→ To do
Determine the number of lines in the data that contain "this", and write only that number.

Extracted data entries
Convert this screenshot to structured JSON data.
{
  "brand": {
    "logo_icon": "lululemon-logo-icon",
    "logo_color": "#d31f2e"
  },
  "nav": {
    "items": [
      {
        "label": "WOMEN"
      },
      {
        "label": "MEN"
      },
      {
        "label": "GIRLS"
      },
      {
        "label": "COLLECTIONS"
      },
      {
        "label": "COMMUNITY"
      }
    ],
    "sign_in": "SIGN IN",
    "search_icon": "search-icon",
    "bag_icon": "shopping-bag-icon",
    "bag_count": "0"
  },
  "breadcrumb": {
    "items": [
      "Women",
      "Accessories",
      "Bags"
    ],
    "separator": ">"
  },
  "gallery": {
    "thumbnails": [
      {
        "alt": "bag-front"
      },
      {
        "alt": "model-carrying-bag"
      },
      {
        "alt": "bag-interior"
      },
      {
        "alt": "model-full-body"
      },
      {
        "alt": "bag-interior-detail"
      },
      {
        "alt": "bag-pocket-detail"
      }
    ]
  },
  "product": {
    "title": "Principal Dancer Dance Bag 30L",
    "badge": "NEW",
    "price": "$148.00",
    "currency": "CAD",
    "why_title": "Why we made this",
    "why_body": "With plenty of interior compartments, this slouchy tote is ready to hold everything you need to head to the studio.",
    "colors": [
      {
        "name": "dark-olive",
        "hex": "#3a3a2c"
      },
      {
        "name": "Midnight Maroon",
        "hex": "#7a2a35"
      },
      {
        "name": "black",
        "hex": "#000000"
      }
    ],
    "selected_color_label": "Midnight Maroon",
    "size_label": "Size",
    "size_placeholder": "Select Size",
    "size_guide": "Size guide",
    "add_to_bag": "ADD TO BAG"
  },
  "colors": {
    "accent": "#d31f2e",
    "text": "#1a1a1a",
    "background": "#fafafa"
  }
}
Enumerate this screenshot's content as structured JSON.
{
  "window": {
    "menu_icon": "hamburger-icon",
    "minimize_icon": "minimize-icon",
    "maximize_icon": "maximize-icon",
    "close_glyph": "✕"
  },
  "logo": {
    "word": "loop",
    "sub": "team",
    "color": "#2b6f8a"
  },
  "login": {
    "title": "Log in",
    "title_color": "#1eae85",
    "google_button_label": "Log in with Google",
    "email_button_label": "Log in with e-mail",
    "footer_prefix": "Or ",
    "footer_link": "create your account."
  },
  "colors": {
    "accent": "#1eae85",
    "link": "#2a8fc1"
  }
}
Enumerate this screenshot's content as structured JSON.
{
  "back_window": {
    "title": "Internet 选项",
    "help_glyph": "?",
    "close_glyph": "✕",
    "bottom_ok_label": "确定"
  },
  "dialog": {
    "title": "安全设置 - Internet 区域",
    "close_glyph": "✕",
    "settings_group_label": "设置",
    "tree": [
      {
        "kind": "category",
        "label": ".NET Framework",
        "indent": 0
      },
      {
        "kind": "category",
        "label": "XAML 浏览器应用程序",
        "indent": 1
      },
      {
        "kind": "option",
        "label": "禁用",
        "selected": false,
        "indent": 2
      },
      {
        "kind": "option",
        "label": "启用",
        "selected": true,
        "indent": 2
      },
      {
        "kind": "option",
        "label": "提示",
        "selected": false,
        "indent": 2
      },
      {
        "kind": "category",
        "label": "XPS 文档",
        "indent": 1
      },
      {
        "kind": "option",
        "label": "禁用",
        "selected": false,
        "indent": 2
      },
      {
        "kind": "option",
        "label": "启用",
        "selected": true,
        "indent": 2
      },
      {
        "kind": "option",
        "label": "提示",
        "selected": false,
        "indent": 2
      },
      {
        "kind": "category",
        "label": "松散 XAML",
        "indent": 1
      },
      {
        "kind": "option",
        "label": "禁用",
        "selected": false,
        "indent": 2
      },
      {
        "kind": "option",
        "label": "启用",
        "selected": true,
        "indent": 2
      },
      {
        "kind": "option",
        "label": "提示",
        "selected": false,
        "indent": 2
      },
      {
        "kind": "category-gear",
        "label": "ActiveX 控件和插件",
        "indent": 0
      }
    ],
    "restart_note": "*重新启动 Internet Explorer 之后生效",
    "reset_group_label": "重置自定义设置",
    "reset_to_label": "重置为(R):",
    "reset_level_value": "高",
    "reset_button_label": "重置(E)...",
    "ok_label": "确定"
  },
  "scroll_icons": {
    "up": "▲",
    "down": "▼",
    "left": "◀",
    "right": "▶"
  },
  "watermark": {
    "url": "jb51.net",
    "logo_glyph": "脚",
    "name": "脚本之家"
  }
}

→ Final answer
5